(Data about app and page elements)
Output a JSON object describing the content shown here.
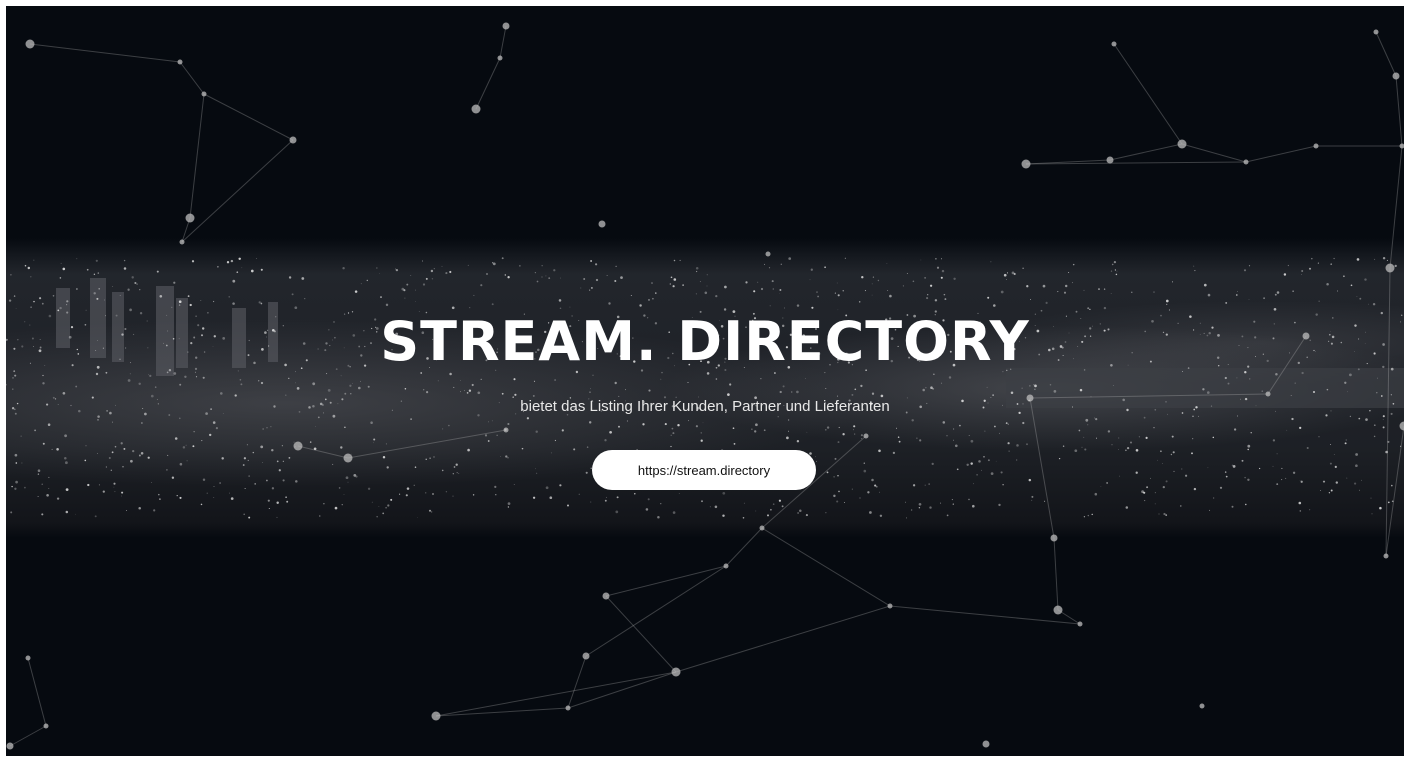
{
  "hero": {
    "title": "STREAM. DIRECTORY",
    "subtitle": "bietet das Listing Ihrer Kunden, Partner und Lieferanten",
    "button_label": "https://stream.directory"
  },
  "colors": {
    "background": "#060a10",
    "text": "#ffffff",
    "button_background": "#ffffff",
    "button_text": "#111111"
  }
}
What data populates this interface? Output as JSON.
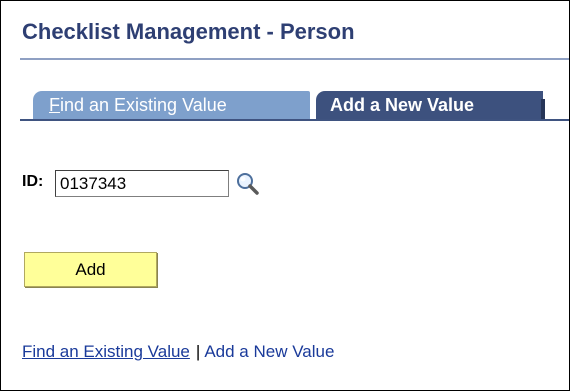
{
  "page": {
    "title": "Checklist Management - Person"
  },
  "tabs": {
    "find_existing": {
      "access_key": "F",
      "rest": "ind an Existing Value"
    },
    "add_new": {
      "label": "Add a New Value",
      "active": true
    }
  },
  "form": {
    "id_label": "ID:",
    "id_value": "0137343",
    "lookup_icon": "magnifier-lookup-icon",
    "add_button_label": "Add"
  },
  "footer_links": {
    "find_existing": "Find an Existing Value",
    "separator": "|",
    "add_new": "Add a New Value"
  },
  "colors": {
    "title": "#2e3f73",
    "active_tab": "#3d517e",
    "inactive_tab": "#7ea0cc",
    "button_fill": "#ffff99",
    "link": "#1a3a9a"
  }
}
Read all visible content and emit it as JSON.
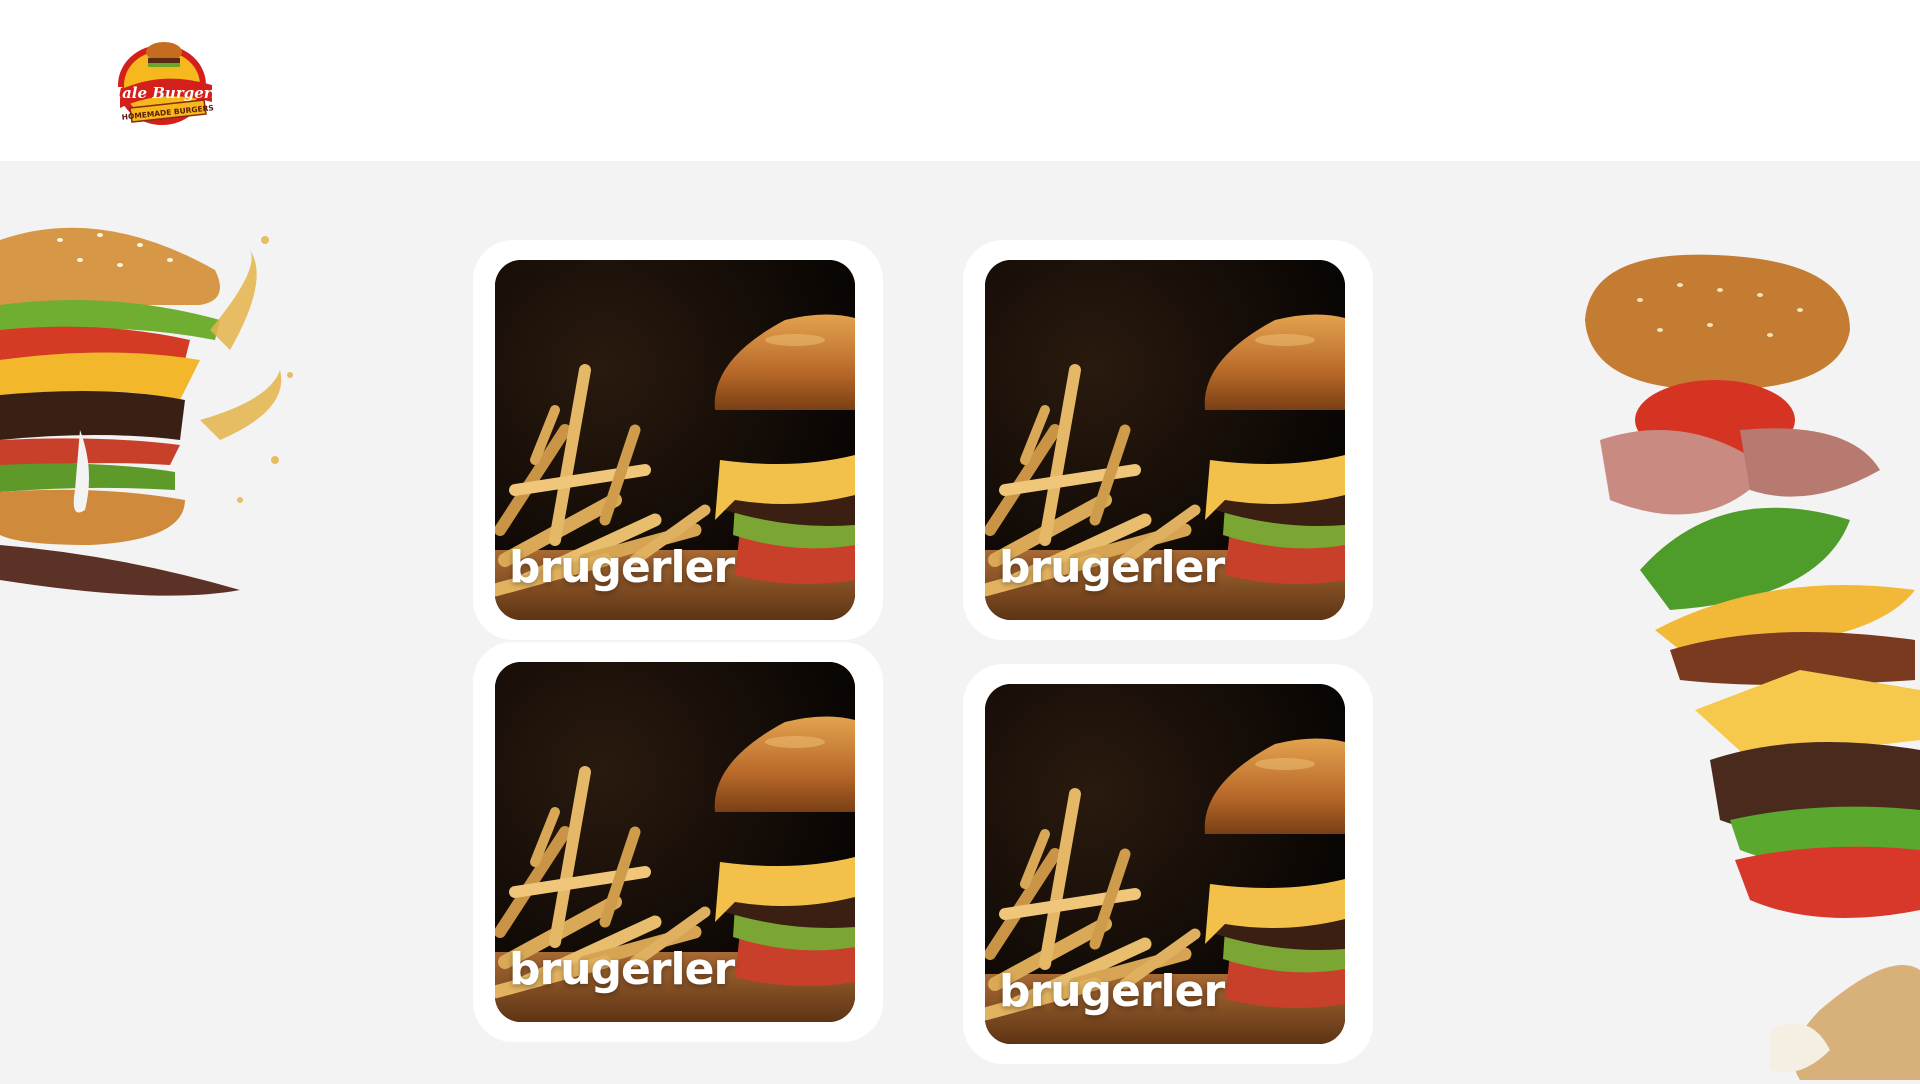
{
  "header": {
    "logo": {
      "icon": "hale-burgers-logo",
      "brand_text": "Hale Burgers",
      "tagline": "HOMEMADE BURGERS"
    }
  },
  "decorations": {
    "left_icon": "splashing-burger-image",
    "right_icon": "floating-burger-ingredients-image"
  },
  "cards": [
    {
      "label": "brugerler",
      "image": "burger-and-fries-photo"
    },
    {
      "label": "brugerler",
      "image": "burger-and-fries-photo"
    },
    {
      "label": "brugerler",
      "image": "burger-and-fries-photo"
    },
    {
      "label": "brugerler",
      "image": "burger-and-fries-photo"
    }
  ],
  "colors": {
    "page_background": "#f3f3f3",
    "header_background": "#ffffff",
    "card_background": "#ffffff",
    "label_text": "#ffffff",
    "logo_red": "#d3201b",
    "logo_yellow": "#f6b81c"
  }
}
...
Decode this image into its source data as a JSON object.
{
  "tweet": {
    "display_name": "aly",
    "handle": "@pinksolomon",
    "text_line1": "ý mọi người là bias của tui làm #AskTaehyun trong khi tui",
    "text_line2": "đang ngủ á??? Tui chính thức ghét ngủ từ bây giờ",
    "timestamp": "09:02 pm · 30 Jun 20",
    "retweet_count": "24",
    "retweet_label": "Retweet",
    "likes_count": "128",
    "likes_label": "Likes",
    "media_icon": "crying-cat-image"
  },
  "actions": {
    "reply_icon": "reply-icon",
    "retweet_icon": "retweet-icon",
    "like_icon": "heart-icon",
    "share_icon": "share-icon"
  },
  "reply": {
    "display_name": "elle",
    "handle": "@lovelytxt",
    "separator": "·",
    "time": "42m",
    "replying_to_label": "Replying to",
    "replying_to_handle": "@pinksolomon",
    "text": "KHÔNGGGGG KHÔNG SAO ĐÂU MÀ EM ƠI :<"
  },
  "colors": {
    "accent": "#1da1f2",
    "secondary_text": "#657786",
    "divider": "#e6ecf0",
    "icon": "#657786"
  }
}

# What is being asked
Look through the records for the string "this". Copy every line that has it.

# Response area
What data populates this interface? Output as JSON.
Decode this image into its source data as a JSON object.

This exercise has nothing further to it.